$30,000 Ursula Hoff Fellowship
Ursula Hoff (1909–2005) was a distinguished curator at National Gallery of Victoria (specialising in prints and drawings) and an academic at the University of Melbourne. Applications are open for the Potter Museum of Art’s Ursula Hoff Fellowship, a $30,000 award financing the study and promotion of prints held in collections at the University of Melbourne and the National Gallery of Victoria. The chosen Fellow will have a commitment to print research, print collecting history, and the scholarly activities of museums and universities. The winning candidate will access the collections based at the University of Melbourne and the NGV. The award is made available because of Ursula Hoff, and is in recognition of her scholarly and professional achievements.
For more information and application instructions, visit the Potter Museum of Art website.
2018 Art Music Awards to be announced
The eighth annual 2018 Art Music Awards are to be announced at a gala event on the Plaza Ballroom, Melbourne, on Tuesday 21 August. The award recognises achievement in composition, performance, education, and presentation of Australian art music, covering notable examples across contemporary classical music, contemporary jazz and improvised music, experimental music, and sound art.
Dean Ormson, incoming chief executive of the Australasian Performing Right Association, said, ‘The Art Music Awards honour the innovative and inspiring work of the many composers, creators, educators and organisations that are making a difference in Australia and beyond.’
For more information, visit the APRA AMCOS website.
Thanks to the Queensland Theatre, two new or renewing subscribers will receive double passes to Jasper Jones, based on the novel by Craig Silvey.
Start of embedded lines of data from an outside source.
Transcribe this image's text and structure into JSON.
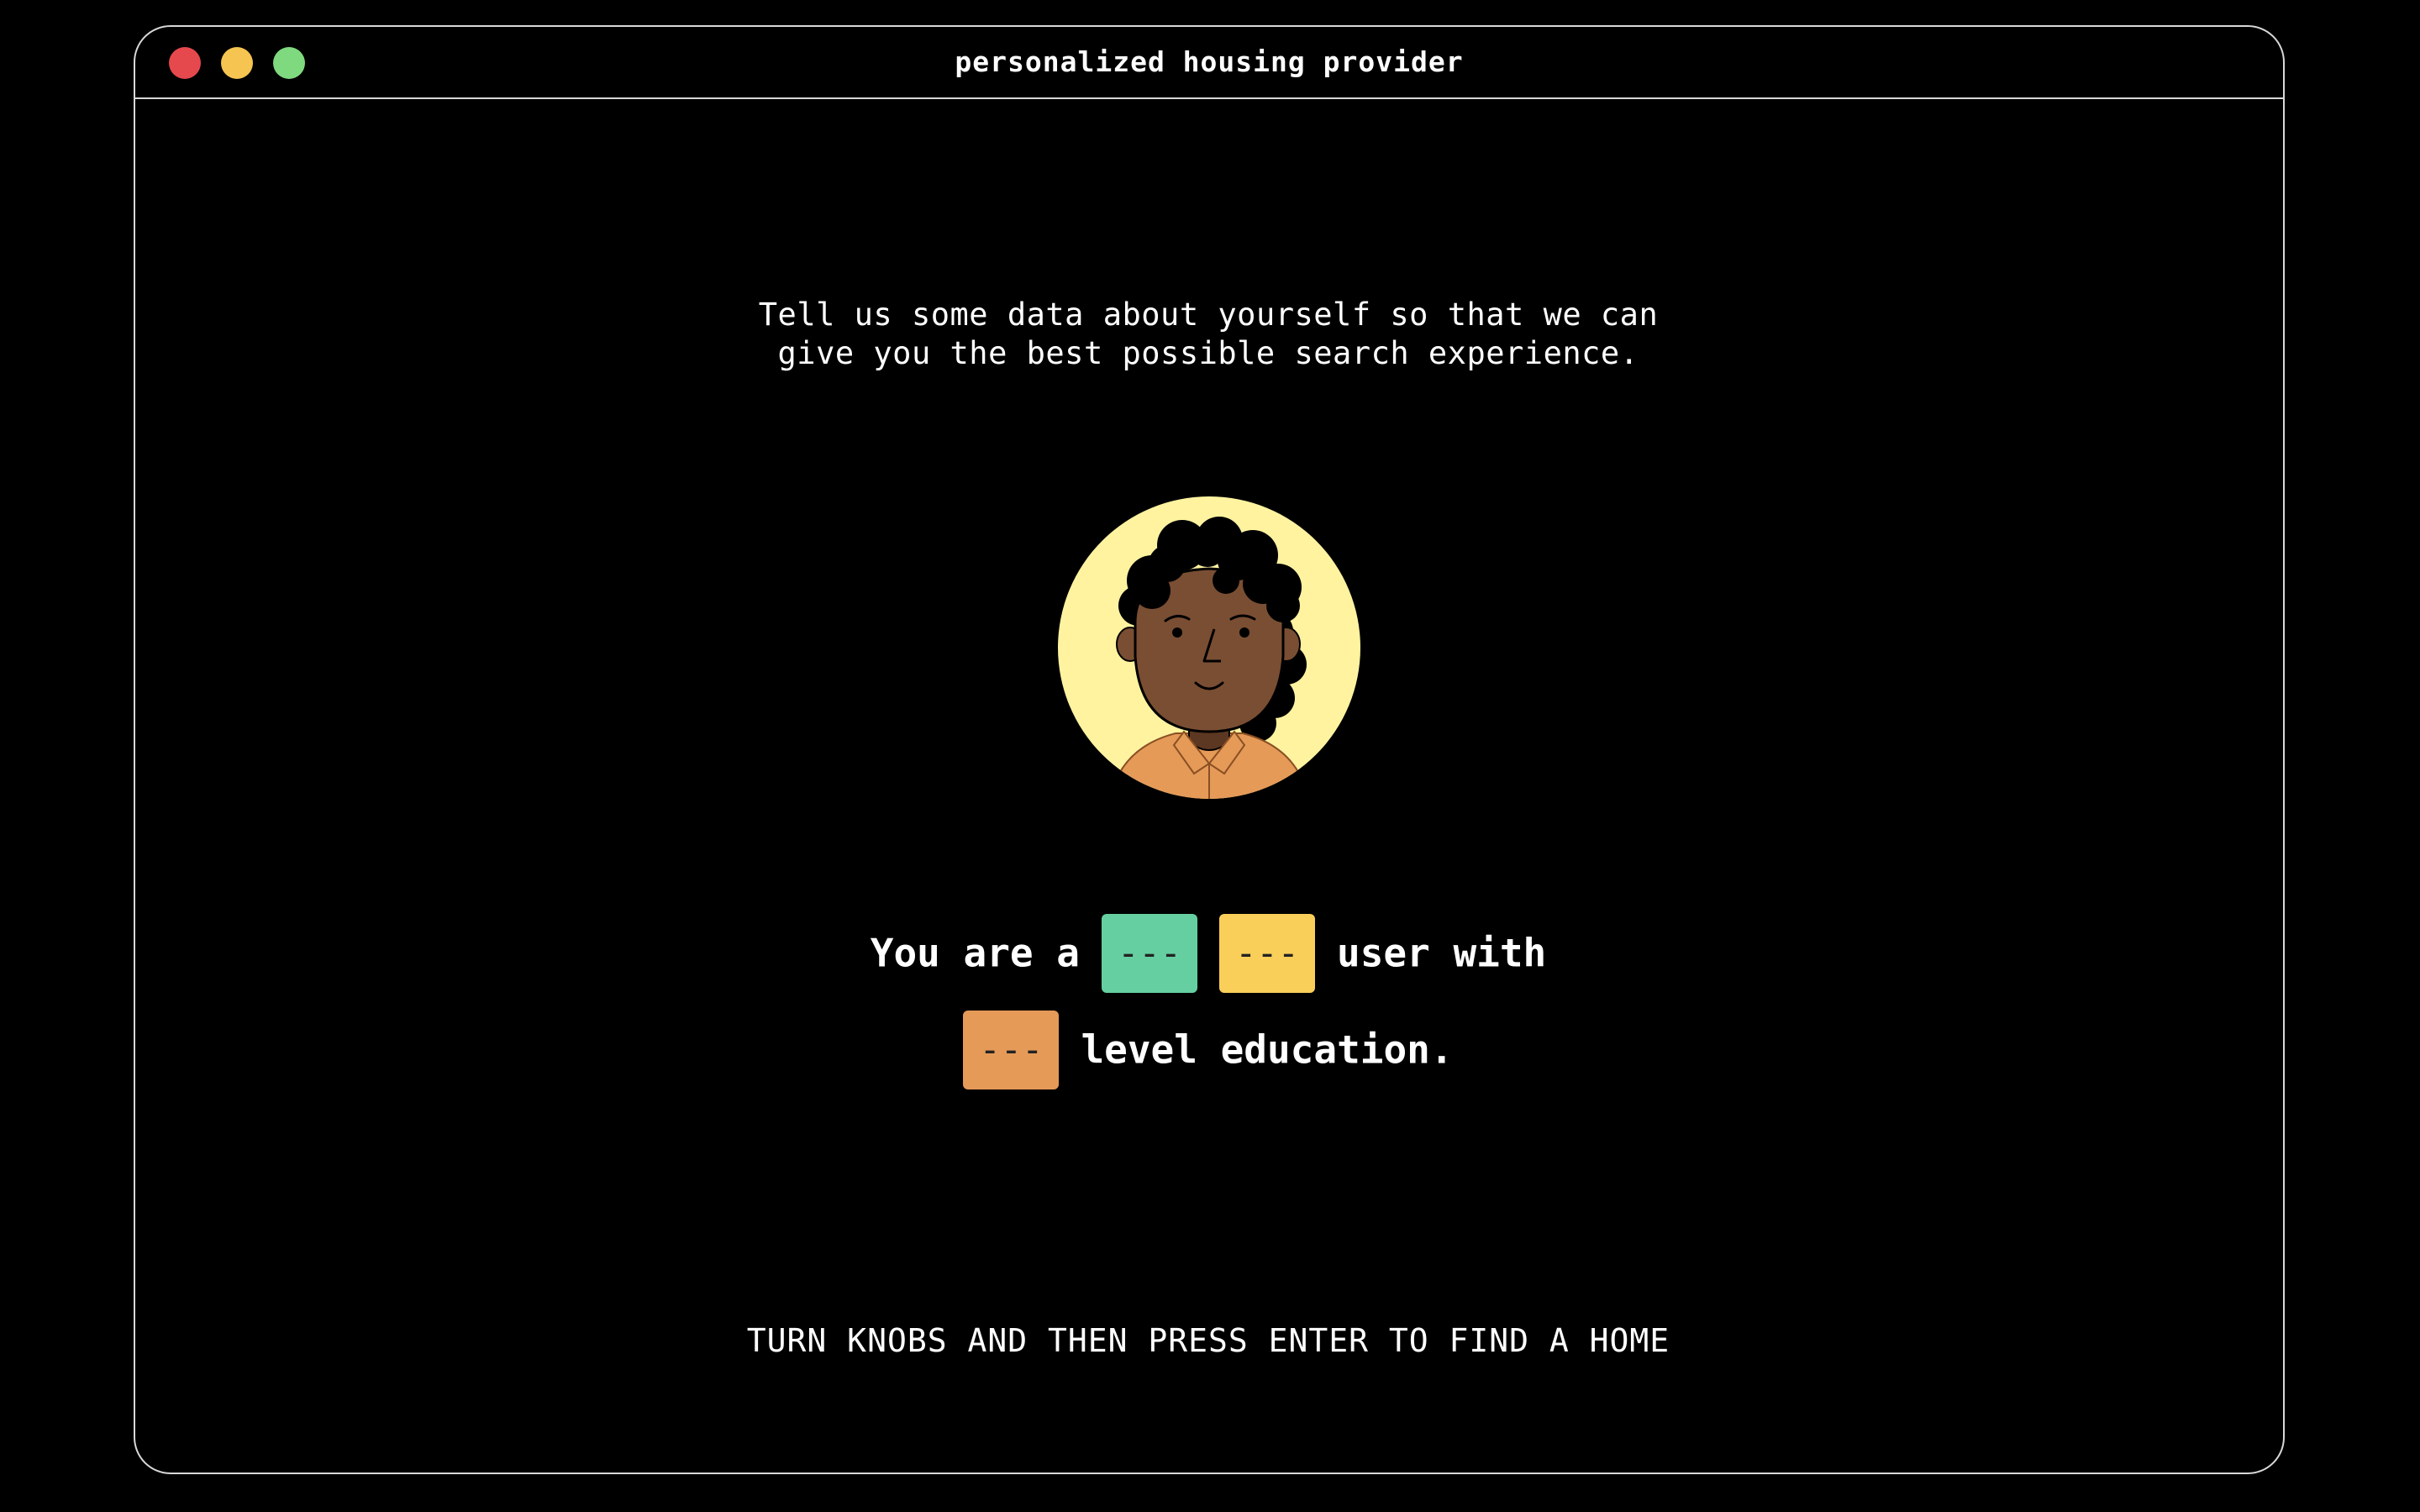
{
  "window": {
    "title": "personalized housing provider"
  },
  "intro": {
    "text": "Tell us some data about yourself so that we can\n give you the best possible search experience."
  },
  "avatar": {
    "icon": "woman-avatar-icon",
    "background_color": "#fff3a0",
    "skin_color": "#7a4e33",
    "shirt_color": "#e59a58"
  },
  "sentence": {
    "prefix": "You are a",
    "knob1": "---",
    "knob2": "---",
    "middle": "user with",
    "knob3": "---",
    "suffix": "level education."
  },
  "knob_colors": {
    "knob1": "#66cfa1",
    "knob2": "#f9cf5a",
    "knob3": "#e59a58"
  },
  "instruction": {
    "text": "TURN KNOBS AND THEN PRESS ENTER TO FIND A HOME"
  }
}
Showing 28 July–18 August.
Simone Young conducts Bruckner
Maestro Young, a passionate Brucknerian, will conduct Anton Bruckner’s Sixth Symphony, and Kolja Blacher will play Britten’s Violin Concerto. Thanks to the MSO, we have two double passes to a concert on Thursday, 5 July (7.30 pm - Melbourne), Friday, 6 July (7.30pm - Geelong), or Saturday, 7 July (2 pm - Melbourne).
Thanks to Transmission Films, five new or renewing subscribers will receive double passes to Mary Shelley, directed by Saudi Arabian filmmaker Haifaa al-Mansour. In cinemas 5 July.